Deputy Secretary of State Sherman: Thank you, Alexandra. I agree. You know, as I said, we do not seek to contain China, hold China back. We want China to play by the international rules of this world that we have all constructed together. And the U.S.-EU China dialogue is organized around six pillars: resilience, reciprocity, security, human rights, multilateralism, and engagement. And we had colleagues from the European External Action Service and across the different sectors. We had colleagues on the American side as well. And it wasn’t just a, you know, you do your talking points, we do our talking points, we actually had a dialogue on issues under each of these pillars, where we agreed where we disagreed, how we could go forward. And the Secretary General has sent me a follow up note about how we should continue this conversation. I’ll be replying to him shortly, so this is going to be an ongoing set of workstreams. That will help us to get closer on a on an agreed way forward, even though the broad principles are already agreed to.

The NATO alliance is also obviously critical. It is a security foundation for all of us, the United States and Europe. And so I think these two approaches really do work together. Because we are looking at things like trade, multilateralism, investment, resilience, supply chains, human rights, security, to the extent that is within the competence of the European Union, NATO is looking at broader security dimensions. And hopefully both of these institutions work together to help to help advance our objectives here.

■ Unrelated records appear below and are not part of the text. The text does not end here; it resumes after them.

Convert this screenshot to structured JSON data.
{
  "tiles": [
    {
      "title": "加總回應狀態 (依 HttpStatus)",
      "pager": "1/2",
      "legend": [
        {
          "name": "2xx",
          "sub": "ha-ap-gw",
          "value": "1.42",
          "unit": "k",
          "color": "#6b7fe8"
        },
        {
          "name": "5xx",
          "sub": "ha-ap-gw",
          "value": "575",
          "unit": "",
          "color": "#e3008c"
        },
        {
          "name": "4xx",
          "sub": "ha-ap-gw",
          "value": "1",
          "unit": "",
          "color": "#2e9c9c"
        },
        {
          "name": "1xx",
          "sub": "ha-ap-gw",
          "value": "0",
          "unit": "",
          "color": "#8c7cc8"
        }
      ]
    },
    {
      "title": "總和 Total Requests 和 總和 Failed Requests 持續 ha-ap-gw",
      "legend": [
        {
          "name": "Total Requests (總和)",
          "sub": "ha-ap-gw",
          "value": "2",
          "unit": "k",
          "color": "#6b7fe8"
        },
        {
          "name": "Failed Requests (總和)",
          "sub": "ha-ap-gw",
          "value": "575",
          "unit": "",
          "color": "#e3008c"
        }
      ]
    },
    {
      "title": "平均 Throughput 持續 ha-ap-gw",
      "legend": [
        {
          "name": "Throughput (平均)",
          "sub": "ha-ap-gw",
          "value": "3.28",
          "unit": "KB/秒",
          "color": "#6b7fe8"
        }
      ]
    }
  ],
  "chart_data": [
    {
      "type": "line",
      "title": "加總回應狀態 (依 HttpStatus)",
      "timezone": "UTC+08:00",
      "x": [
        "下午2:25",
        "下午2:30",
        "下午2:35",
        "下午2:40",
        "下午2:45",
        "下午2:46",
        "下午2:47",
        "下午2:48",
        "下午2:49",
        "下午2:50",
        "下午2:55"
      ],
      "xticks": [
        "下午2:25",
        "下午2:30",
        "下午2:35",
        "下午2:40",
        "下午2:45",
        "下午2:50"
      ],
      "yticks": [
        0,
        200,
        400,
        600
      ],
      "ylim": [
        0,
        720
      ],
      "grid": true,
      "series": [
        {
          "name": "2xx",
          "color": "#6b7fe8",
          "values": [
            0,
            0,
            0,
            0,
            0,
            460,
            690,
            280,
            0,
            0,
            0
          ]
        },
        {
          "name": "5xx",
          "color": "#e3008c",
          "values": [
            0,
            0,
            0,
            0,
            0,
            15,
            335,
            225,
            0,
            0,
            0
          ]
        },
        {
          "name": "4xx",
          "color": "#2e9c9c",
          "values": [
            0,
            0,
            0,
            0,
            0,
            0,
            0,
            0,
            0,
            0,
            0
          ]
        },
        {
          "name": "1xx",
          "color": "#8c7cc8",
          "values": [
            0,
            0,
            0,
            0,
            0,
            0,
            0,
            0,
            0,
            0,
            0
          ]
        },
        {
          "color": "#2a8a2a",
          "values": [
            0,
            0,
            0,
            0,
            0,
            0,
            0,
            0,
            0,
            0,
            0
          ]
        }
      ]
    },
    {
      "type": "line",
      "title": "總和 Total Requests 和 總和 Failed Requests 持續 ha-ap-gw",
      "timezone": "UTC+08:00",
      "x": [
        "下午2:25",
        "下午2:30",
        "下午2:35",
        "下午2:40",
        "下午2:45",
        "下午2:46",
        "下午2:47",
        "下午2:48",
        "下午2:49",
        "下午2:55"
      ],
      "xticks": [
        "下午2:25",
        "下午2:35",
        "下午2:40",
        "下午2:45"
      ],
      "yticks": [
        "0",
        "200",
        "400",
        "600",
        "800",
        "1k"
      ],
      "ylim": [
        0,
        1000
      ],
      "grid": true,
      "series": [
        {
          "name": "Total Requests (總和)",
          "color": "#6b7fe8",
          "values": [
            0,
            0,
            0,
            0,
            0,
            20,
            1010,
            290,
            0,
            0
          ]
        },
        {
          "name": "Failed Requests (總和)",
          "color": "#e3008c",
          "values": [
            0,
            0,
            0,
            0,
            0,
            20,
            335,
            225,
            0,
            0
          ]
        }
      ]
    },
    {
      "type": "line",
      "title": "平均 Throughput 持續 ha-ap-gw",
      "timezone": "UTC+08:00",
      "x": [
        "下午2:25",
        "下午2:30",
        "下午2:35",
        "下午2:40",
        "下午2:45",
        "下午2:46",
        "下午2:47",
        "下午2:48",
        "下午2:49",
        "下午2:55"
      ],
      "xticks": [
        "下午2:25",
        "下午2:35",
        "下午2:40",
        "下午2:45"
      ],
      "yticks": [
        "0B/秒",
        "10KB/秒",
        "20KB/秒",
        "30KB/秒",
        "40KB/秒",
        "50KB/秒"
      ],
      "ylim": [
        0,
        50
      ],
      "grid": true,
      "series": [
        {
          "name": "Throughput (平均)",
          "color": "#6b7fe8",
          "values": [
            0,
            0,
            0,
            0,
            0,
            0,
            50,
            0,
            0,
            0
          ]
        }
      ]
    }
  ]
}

We understand that China plays a role in everybody’s economy, the United States economy as well, both investing in China as well as back and forth exports from China to the United States. But we want to make sure as I said, that the international rules-based order that we have constructed together stands. And when China does not play by those rules, when China takes our intellectual property, when China uses cyber capabilities in ways that undermine that fair playing field, when China abuses the human rights of its people, takes over in essence, Hong Kong, creates a genocide in Xinjiang against the Uyghurs, accelerates its aggression vis-à-vis Taiwan, these are issues of concern for European allies, and obviously a concern for NATO, there are areas where we will work together. Right now, of course, in constructing, getting back to compliance or compliance in the Joint Comprehensive Plan of Action on Iran, China is part very much of that negotiating team.

On the issues of climate, we cannot get to where we want to get to 1.5 degrees Celsius without China taking action. And on global health, we certainly want to understand where the pandemic really came from, and how it originated, not only for our own scientific interests, but China should be interested as well so that we do not face another pandemic and that we all take whatever actions we need to, to ensure that we don’t face such a crisis again. So, it’s a very complex strategy, but one I think that we are developing together, and we had a very successful and very animated first session.